**WHAT YOU HAVE TO DO**
Search the records for the word "this" and pick out every line that has it.

(Dataset records)
★ ★ ★ ★ ★
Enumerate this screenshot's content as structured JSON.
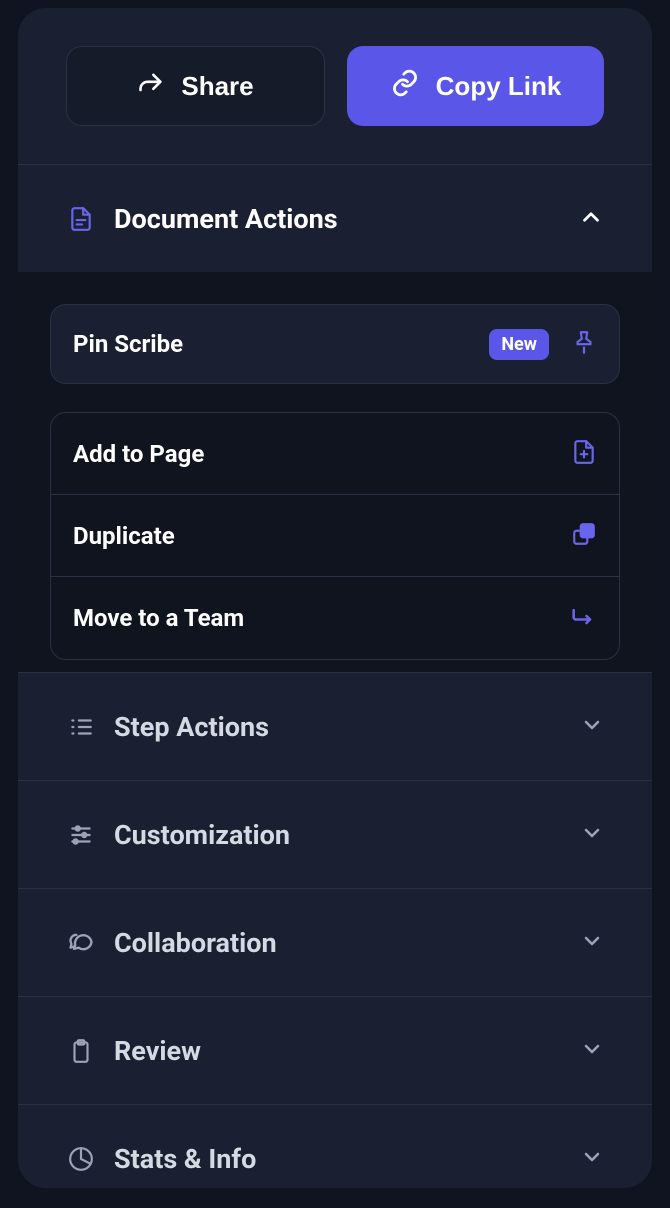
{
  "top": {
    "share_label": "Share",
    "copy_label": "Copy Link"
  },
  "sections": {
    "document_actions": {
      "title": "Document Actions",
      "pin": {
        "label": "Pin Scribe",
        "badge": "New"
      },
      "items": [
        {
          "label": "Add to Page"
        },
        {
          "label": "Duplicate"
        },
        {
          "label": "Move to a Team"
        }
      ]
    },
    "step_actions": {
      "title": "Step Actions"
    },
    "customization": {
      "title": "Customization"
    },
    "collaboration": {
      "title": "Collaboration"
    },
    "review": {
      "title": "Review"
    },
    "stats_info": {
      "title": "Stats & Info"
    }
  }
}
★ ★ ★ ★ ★
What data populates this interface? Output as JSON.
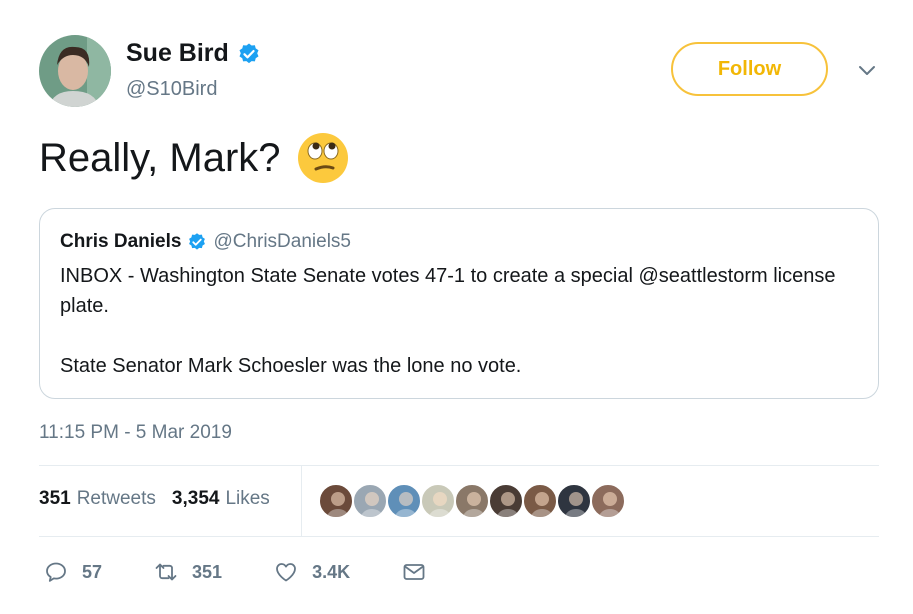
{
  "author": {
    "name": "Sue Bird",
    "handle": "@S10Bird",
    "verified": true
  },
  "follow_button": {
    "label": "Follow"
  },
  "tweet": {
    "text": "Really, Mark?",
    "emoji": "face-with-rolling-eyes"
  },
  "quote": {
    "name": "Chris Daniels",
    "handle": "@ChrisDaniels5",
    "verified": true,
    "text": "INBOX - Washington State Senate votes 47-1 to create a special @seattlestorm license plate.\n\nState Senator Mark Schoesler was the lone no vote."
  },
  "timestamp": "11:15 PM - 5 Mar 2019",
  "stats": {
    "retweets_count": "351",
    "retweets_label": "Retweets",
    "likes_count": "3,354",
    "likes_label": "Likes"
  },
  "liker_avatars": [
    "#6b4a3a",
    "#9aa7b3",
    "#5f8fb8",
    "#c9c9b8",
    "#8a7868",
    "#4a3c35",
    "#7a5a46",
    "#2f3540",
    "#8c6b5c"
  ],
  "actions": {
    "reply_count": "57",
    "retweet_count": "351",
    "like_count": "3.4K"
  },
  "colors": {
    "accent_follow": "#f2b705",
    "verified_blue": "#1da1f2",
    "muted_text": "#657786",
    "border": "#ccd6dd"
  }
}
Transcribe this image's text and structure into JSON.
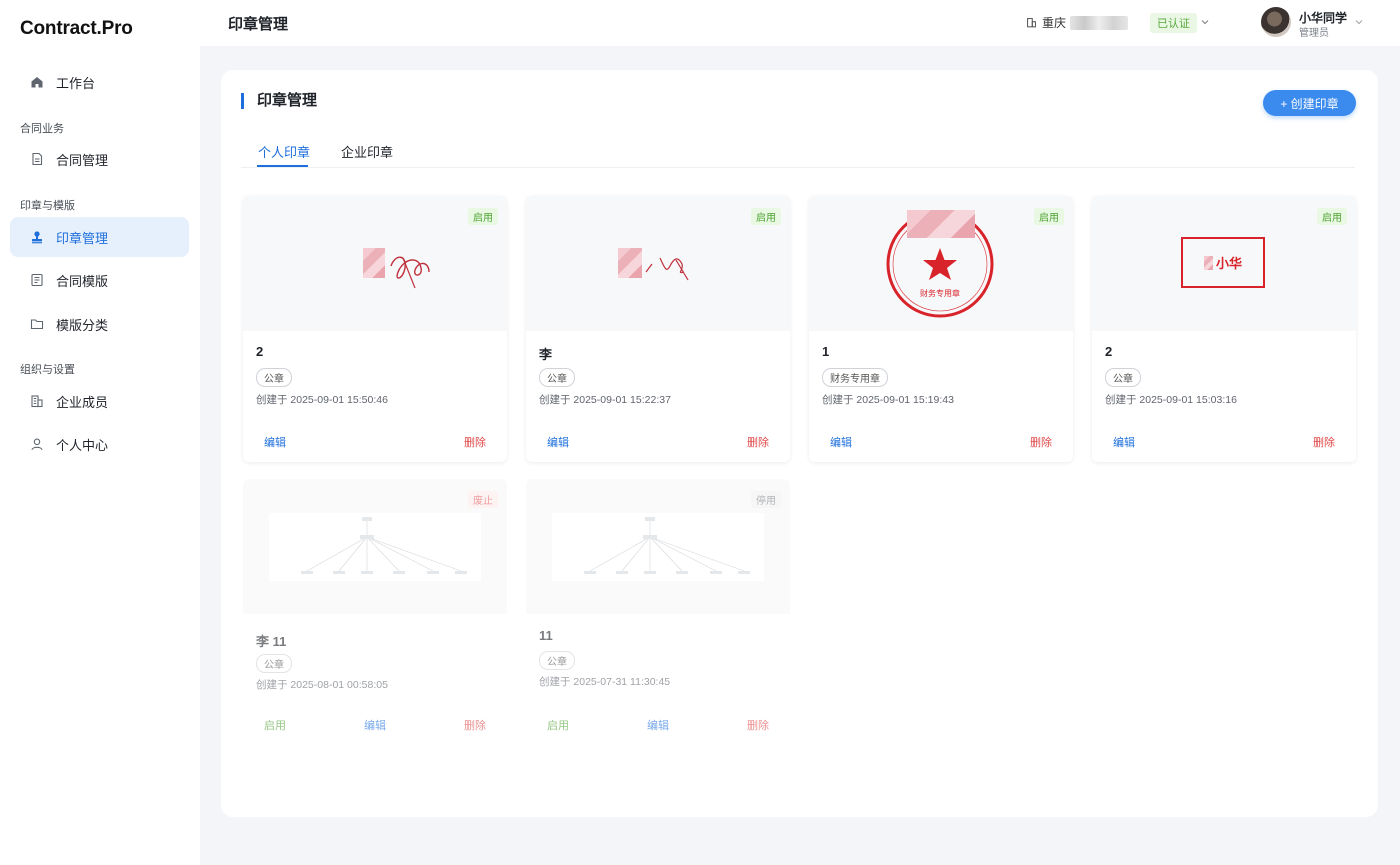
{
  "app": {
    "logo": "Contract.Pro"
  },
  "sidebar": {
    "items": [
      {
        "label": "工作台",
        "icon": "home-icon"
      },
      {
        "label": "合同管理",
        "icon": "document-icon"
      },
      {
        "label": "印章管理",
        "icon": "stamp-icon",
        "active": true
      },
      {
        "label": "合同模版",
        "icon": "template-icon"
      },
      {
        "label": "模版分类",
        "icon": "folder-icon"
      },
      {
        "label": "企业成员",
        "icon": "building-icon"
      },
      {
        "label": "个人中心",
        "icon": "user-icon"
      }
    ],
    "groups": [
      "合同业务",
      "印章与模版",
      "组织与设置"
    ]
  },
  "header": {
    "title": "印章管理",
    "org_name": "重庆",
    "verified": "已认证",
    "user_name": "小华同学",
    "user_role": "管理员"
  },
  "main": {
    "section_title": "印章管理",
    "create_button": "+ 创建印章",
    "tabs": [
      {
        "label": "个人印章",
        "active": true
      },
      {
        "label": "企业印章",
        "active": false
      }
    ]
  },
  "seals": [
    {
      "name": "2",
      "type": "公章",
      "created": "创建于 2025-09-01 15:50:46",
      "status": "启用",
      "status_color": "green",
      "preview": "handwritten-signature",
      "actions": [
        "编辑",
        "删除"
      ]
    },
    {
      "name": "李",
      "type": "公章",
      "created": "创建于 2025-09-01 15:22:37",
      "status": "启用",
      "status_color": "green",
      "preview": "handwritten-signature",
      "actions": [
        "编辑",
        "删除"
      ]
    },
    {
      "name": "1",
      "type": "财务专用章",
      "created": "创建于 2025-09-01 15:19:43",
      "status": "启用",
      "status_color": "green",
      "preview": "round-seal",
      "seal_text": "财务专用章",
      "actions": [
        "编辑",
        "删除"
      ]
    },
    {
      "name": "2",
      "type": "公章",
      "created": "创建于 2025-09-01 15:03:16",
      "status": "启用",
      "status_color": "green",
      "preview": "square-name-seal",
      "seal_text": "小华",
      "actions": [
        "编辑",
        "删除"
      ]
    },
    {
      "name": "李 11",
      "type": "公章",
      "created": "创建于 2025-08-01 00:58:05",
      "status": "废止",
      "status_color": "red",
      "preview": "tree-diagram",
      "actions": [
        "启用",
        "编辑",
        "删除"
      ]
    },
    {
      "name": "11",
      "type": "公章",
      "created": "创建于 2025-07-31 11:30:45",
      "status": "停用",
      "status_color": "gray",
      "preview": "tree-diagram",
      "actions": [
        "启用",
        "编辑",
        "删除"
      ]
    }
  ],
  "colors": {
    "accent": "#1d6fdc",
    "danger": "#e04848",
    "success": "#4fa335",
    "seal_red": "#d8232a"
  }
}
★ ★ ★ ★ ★
**RESPONSE**
Enumerate this screenshot's content as structured JSON.
What data populates this interface? Output as JSON.
Transcribe this image's text and structure into JSON.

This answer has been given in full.